◆ **What the task requires**
What is wanted is the line holding "Transcribe this image's" and every later line through the end of the entries, set down exactly.

◆ **Records**
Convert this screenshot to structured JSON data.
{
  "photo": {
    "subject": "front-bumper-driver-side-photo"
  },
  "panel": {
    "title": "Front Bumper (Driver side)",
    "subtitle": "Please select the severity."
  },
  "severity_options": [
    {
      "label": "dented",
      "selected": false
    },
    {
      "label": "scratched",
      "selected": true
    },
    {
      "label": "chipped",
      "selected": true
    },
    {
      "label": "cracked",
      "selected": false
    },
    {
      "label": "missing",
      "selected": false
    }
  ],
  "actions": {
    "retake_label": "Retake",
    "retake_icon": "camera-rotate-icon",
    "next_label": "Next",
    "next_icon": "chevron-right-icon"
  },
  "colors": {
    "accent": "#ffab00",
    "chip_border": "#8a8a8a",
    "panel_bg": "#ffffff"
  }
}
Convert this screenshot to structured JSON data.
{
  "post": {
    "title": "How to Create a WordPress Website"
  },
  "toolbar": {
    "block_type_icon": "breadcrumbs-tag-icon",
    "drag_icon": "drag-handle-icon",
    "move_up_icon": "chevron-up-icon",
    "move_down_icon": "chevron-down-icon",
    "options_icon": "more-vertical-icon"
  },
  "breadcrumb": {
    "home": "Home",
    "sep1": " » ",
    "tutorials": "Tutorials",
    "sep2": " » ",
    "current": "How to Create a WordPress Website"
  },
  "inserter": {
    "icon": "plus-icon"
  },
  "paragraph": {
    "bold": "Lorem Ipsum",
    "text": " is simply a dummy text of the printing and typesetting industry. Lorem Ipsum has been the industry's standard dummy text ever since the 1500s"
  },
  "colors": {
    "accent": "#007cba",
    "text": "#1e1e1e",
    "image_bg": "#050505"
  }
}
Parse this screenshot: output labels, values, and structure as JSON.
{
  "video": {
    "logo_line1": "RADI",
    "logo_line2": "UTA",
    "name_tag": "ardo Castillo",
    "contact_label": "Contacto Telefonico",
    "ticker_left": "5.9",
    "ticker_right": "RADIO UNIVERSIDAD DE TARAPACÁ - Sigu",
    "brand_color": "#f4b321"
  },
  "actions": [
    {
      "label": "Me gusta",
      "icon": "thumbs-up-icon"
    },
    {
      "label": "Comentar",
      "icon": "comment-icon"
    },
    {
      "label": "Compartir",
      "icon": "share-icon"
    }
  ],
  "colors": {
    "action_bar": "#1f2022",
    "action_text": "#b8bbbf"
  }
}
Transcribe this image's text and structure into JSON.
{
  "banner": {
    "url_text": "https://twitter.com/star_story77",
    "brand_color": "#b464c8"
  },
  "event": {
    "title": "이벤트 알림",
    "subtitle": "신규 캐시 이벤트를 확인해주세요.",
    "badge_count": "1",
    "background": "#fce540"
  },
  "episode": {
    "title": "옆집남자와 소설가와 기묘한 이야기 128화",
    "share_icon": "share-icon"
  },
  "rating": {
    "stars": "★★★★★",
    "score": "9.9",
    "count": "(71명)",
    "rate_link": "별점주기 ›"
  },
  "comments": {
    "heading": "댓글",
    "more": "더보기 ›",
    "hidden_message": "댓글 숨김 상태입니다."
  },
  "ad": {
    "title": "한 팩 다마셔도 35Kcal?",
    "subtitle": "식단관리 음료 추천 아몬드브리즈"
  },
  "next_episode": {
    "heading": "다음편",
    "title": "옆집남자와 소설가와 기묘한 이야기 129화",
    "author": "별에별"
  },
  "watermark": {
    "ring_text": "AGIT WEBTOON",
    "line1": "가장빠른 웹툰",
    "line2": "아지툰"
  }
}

◆ **Output of the task**
Transcribe this image's text and structure into JSON.
{
  "banner": {
    "url_text": "https://twitter.com/star_story77",
    "brand_color": "#b464c8"
  },
  "event": {
    "title": "이벤트 알림",
    "subtitle": "신규 캐시 이벤트를 확인해주세요.",
    "badge_count": "1",
    "background": "#fce540"
  },
  "episode": {
    "title": "옆집남자와 소설가와 기묘한 이야기 128화",
    "share_icon": "share-icon"
  },
  "rating": {
    "stars": "★★★★★",
    "score": "9.9",
    "count": "(71명)",
    "rate_link": "별점주기 ›"
  },
  "comments": {
    "heading": "댓글",
    "more": "더보기 ›",
    "hidden_message": "댓글 숨김 상태입니다."
  },
  "ad": {
    "title": "한 팩 다마셔도 35Kcal?",
    "subtitle": "식단관리 음료 추천 아몬드브리즈"
  },
  "next_episode": {
    "heading": "다음편",
    "title": "옆집남자와 소설가와 기묘한 이야기 129화",
    "author": "별에별"
  },
  "watermark": {
    "ring_text": "AGIT WEBTOON",
    "line1": "가장빠른 웹툰",
    "line2": "아지툰"
  }
}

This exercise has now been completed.